The Maxine Zarrow camera collection (2012.066) contains a number of vintage cameras. For example, this collection has a rare Polaroid Land Camera, Model 95A (below).
In addition, this collection also has (from the left): a Leica CL, a Agfa PO16 Clipper, a Kodak Six-20 Brownie Jr., a Rollei 35, a Filmo Auto Load movie camera, and Sears Flip-flash 110. All of these are precursors to modern digital cameras.
However, some of our oldest cameras come from the Bob McCormack camera collection (2008.027). Two of the most prominent examples of this collection are view cameras, circa 1920 and 1950. These cameras are characterized by a flexible bellows that forms a light-tight seal between two adjustable standards, one of which holds a lens, and the other a viewfinder or a photographic film holder.

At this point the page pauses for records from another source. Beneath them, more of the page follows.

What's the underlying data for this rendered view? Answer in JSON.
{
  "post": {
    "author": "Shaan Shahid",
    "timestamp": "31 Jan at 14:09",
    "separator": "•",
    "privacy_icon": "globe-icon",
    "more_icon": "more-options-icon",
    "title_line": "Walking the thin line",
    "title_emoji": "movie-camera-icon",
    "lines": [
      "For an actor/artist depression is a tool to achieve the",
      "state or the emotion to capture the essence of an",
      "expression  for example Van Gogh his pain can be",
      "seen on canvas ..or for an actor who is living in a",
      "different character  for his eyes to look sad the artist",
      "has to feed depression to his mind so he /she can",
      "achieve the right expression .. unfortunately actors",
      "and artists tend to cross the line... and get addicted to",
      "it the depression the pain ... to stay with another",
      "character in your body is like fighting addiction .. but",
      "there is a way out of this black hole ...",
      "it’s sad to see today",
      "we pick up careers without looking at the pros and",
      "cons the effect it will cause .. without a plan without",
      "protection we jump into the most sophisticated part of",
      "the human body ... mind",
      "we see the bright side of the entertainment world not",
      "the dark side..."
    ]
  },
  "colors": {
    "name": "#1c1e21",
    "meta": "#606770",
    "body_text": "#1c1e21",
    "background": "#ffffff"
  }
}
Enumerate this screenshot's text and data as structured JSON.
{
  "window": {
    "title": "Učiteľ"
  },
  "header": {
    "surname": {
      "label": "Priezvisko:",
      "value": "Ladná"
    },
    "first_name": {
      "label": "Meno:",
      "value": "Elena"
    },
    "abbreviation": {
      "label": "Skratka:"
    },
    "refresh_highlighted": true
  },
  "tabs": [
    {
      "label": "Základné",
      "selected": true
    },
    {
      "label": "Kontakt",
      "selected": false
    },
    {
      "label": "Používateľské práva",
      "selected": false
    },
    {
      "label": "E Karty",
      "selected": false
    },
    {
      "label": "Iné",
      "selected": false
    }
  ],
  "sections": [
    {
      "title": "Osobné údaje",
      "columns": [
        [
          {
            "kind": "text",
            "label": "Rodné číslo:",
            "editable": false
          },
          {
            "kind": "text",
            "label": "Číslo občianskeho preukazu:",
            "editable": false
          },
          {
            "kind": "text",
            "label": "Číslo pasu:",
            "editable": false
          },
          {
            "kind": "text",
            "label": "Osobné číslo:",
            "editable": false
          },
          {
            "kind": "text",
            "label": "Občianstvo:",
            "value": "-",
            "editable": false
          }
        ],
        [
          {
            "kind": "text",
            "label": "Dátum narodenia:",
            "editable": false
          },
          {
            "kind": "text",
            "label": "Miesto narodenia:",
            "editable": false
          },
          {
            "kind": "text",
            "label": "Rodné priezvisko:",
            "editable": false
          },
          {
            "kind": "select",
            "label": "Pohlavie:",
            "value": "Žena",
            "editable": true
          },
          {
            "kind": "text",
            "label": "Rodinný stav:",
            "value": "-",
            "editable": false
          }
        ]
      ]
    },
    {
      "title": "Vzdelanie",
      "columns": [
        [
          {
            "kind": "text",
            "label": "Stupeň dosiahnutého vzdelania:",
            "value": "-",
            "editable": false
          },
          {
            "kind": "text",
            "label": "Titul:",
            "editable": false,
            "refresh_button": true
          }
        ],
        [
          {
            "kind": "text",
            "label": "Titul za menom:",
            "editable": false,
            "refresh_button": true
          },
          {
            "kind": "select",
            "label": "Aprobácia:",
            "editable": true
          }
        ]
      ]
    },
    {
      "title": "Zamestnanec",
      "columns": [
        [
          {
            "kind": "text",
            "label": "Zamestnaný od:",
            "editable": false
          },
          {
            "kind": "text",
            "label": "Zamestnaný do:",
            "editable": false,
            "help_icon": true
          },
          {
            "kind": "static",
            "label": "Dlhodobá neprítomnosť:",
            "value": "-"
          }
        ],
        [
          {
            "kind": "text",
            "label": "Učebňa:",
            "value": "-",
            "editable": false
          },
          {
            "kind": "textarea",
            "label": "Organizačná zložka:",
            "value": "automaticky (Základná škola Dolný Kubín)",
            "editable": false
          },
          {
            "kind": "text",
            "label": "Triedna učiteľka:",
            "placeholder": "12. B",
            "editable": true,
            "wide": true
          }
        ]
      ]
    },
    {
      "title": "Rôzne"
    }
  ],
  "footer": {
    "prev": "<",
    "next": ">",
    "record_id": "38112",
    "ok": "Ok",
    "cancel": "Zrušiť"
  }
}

The University of Tulsa’s Department of Special Collections and University Archives is proud to serve as the repository of these valuable pieces of history and contemporary culture.